Catholic Recipe: Potato Dish
Also Called: Colcannon; Callcannon
St. Patrick, the apostle and patron of Ireland, died in A.D. 461. He was greatly venerated from early times. At the famous shrines of Lough Derg in Donegal and Croagh Patrick in Mayo he is honored by the hard and almost heroic penance the faithful perform in imitation of his own fasting, mortification, and prayers.
In the course of centuries the veneration of St. Patrick also became identified with the patriotic and national ideals of the Irish people. Thus, March 17 is not only a religious holy day for them but their greatest national holiday as well. The popular celebration on St. Patrick's Day consists of traditional details which have also found their way to the New World: attendance at Mass in the morning, a solemn parade with subsequent meetings and speeches, festive meals in the home, and an evening of entertainment.
During the time of suppression by the English, the common people of Ireland were quite poor indeed, and many of them did not have enough food supplies left over from the previous harvest for the feast. They had to resort to their all-year staple-potatoes in order to "stretch" the festive meal. Thus, potato dishes became a traditional part of St. Patrick's Day dinner, and for many other feast days, such as Halloween/All Saints Day.
Cook potatoes in boiling salted water in saucepan; mash; set aside.
Cook cabbage in boiling salted water in saucepan; mash; set aside.

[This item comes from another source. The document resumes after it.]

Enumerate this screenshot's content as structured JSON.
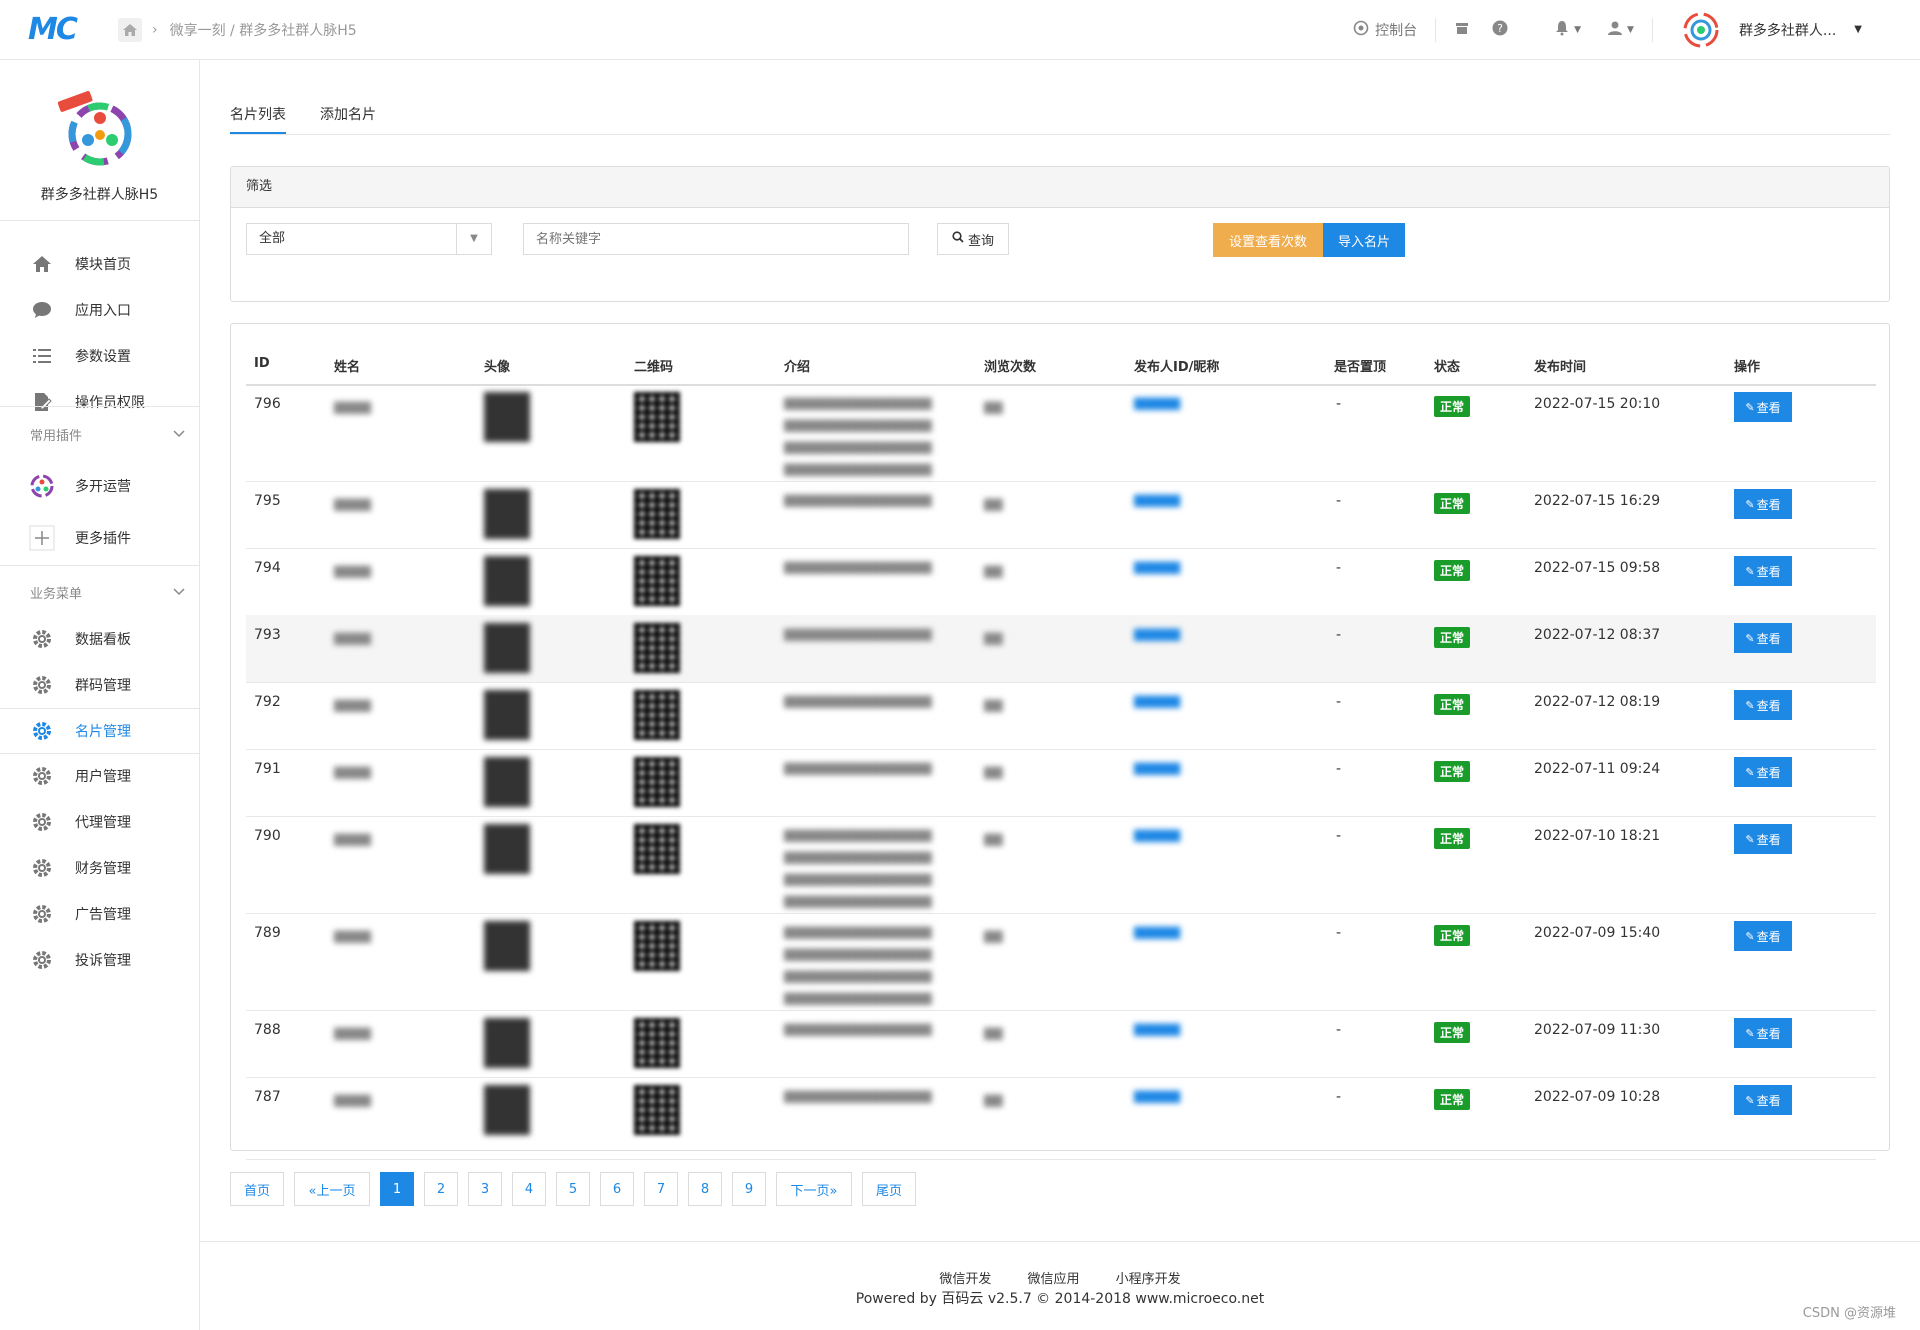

Sauté onions in 2 tablespoons butter in a deep saucepan for 5 minutes. Add potatoes, cabbage, salt, pepper, milk. Beat until well blended and smooth. Place piece of butter on top of each portion when serving. Eat with spoon from outside in, dipping each bite into melted butter.Recipe Source: Catholic Cookbook, The by William I. Kaufman, The Citadel Press, New York, 1965